Jean-Yves Gilg

Editor, Solicitors Journal

Football fans pay penalty as Horwich Farrelly strikes again

Legal News
Football fans pay penalty as Horwich Farrelly strikes again


Insurance lawyers demonstrate claimants' fundamental dishonesty as personal injury debate continues

Insurance lawyers demonstrate claimants' fundamental dishonesty as personal injury debate continues

Horwich Farrelly has helped a bus company defend two personal injury claims brought by football fans found to have been fundamental dishonesty.

Bringing fraudulent PI claims to light is becoming a speciality for the specialist insurance firm, which has already celebrated several high-profile victories following the implementation of section 57 of the Criminal Justice and Courts Act 2015.

In the latest case, Neil Muscroft, 53, and Martin Costello, 51, were adjudged to have exaggerated the injuries they suffered when the First Bus they were travelling on was hit by a car in stop-start traffic. The bus was packed full of football supporters - many of whom were standing - while travelling to Leeds United's Elland Road stadium.

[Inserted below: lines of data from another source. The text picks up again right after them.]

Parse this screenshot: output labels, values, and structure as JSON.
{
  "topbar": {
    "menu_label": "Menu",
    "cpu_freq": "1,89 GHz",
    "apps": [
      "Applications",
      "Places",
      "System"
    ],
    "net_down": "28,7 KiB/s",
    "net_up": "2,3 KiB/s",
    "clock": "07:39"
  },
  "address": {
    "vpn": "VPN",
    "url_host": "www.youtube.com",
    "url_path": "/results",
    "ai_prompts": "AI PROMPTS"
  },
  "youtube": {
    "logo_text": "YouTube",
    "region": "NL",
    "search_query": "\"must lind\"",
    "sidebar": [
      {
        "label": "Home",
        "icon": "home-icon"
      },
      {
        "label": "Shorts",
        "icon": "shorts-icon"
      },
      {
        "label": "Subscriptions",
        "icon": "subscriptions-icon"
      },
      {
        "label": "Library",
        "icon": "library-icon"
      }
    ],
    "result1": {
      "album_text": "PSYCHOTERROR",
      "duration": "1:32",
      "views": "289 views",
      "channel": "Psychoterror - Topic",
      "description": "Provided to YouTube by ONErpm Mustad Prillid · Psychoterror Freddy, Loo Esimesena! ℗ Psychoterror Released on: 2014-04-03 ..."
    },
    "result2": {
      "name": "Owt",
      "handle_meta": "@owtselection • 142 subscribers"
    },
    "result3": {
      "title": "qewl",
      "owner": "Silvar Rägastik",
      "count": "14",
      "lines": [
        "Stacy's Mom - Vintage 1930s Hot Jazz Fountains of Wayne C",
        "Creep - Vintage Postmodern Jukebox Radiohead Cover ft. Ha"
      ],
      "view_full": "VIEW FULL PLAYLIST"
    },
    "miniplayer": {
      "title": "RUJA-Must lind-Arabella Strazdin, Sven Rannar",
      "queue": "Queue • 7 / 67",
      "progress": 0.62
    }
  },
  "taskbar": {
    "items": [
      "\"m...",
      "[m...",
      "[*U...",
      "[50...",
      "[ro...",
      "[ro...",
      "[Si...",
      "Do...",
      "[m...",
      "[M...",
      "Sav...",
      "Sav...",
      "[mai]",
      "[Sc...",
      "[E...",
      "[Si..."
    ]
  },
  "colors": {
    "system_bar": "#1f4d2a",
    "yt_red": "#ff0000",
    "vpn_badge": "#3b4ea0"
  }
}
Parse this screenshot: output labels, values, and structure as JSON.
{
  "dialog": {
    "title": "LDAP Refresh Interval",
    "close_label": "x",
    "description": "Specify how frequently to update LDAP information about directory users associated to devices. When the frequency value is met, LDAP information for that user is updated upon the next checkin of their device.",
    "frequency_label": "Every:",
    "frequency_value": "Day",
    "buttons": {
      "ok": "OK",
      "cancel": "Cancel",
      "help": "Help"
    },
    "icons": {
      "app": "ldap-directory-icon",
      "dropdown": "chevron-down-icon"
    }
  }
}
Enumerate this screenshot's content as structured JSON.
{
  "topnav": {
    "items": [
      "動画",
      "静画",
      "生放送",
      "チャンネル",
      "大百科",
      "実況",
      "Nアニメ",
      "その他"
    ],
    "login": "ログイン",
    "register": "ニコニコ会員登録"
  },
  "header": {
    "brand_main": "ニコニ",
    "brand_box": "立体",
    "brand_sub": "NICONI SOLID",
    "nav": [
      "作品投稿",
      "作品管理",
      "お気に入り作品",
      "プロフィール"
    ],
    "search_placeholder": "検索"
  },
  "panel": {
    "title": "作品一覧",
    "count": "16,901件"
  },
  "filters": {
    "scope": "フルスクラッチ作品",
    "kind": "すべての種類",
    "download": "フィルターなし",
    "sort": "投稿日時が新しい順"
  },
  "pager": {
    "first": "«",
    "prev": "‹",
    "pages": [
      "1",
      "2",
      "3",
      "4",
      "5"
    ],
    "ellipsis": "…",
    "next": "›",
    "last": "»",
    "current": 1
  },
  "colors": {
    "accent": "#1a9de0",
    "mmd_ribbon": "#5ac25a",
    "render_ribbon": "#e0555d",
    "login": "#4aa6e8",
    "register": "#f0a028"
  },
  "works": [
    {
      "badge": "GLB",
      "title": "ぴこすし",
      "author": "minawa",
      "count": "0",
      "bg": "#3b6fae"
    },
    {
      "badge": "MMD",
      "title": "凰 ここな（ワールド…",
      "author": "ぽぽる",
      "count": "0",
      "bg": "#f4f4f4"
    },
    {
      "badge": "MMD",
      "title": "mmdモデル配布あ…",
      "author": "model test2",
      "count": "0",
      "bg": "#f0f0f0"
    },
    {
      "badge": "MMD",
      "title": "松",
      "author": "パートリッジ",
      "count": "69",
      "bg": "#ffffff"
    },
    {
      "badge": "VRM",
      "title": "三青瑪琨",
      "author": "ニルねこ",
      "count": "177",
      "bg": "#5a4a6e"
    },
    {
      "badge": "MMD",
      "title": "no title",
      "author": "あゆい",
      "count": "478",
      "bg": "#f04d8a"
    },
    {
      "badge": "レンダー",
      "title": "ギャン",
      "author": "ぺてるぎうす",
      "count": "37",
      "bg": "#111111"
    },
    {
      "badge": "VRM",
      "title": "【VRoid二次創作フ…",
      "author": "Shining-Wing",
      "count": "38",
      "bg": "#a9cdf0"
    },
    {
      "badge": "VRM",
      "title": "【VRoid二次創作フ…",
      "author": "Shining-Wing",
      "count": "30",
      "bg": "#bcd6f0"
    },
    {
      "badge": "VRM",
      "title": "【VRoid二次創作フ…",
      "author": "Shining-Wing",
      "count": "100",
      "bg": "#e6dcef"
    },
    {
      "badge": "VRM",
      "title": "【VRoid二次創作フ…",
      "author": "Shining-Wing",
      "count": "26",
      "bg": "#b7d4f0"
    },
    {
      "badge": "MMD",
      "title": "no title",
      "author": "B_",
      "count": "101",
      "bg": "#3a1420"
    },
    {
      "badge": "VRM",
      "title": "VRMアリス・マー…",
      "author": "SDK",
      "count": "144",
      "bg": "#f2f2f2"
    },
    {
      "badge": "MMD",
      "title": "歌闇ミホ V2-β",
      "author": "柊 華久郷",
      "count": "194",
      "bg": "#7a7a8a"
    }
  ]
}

Despite the collision resulting in only minor damage to the two vehicles - and the occupants of the car emerging unharmed - the claimants argued they had suffered serious injuries.

In separate trials at Leeds County Court, the pair's claims were dismissed; Muscroft and Costello were fined £7,160 and £4,839 respectively for making fundamentally dishonesty claims.

First Bus said it received more than 50 PI claims from passengers in the aftermath of the incident as fans looked to cash-in on the accident. Transportation Claims, the company's internal claims unit, worked with Horwich Farrelly's counter fraud team to investigate a number of claims, including those of Muscroft and Costello, which were worth around £4,200 and £2,400 respectively.

The investigation revealed significant inconsistencies across the two claims with compelling evidence submitted during the two trials in April and June 2016. Muscroft claimed the force of the collision had thrown him to the ground, causing neck and shoulder injuries for a period lasting eight to ten months. However, statements from the car's occupants confirmed that the collision was extremely minor and could not feasibly have caused such injuries.

Meanwhile, CCTV footage from the bus showed passengers were so tightly packed that Muscroft would have been unable to fall. Despite stating he was in constant, severe pain many weeks after the incident, the investigation showed he had taken no time off work, had not mentioned his alleged injuries during GP appointments, and declined the offer of physiotherapy for which he had claimed.

Footage clearly showed Costello holding his neck while smiling in the moments after the incident. This was despite stating that the pain only began the following day. Once challenged in court by the judge, the claimant struggled to explain his actions.

Mark Hudson, fraud partner at Horwich Farrelly, said the cases sent a 'clear message to other would-be fraudsters that a fake claim is simply not worth it'.

'These claimants have ended up paying almost double the amount for which they claimed - a costly mistake they are likely to regret for some time to come,' he continued.

'We have a wide range of tools and many resources at our disposal which allow us to conduct detailed investigations in order to track down and stop fraudsters who cost the industry millions ever year, pushing up the premiums of innocent policyholders.'

Last year, investigations by Horwich Farrelly led to a semi-professional footballer being handed a suspended sentence for contempt of court after he faked a whiplash injury. Gary Burnett, 24, has already been ordered to pay £11,000 in legal costs by Wigan County Court to insurer Aviva after the court ruled his claim was fundamentally dishonest.

In a separate case, Horwich Farrelly also ensured a former Miss England contestant and semi-pro footballer was sentenced to two months in prison for falsifying injuries sustained in a road traffic accident. Amy Laban, 25, made a £3,000 claim against esure, but the scam was rumbled after the law firm obtained photos of her participating in a skydive while claiming to be suffering from whiplash.

Acting for esure in another claim, the law firm found a YouTube video of claimant Dawid Masel winning a kickboxing fight despite allegedly suffering from whiplash injuries lasting four months.

The Supreme Court recently opened the door for the setting aside of settlement agreements where new evidence of fraud comes to light. The decision followed the introduction of the Criminal Justice and Courts Act 2015 which allows a court to dismiss a personal injury claim for damages if the claimant has been fundamentally dishonest.

In his 2015 Autumn Statement, the then chancellor, George Osborne, announced that PI claims worth up to £5,000 would be moved to the small claims court. This, he asserted, would save the country £2bn a year in fraudulent claims, an average of £90 per motor insurance policy that the insurance industry has promised to pass on to consumers.

However, claims that fraud adds at least £50 to the average premium for UK insurance policies has been questioned by claimant lawyers who argue that the insurance industry's sums don't add up.

Andrew Twambley, managing partner of Amelans Solicitors and spokesperson for the A2J campaign, has called on the government to disregard the Association of British Insurers's 'spurious statistics', obtain empirical data, and make insurers take practical steps to combat fraud.

Matthew Rogers is a legal reporter at Solicitors Journal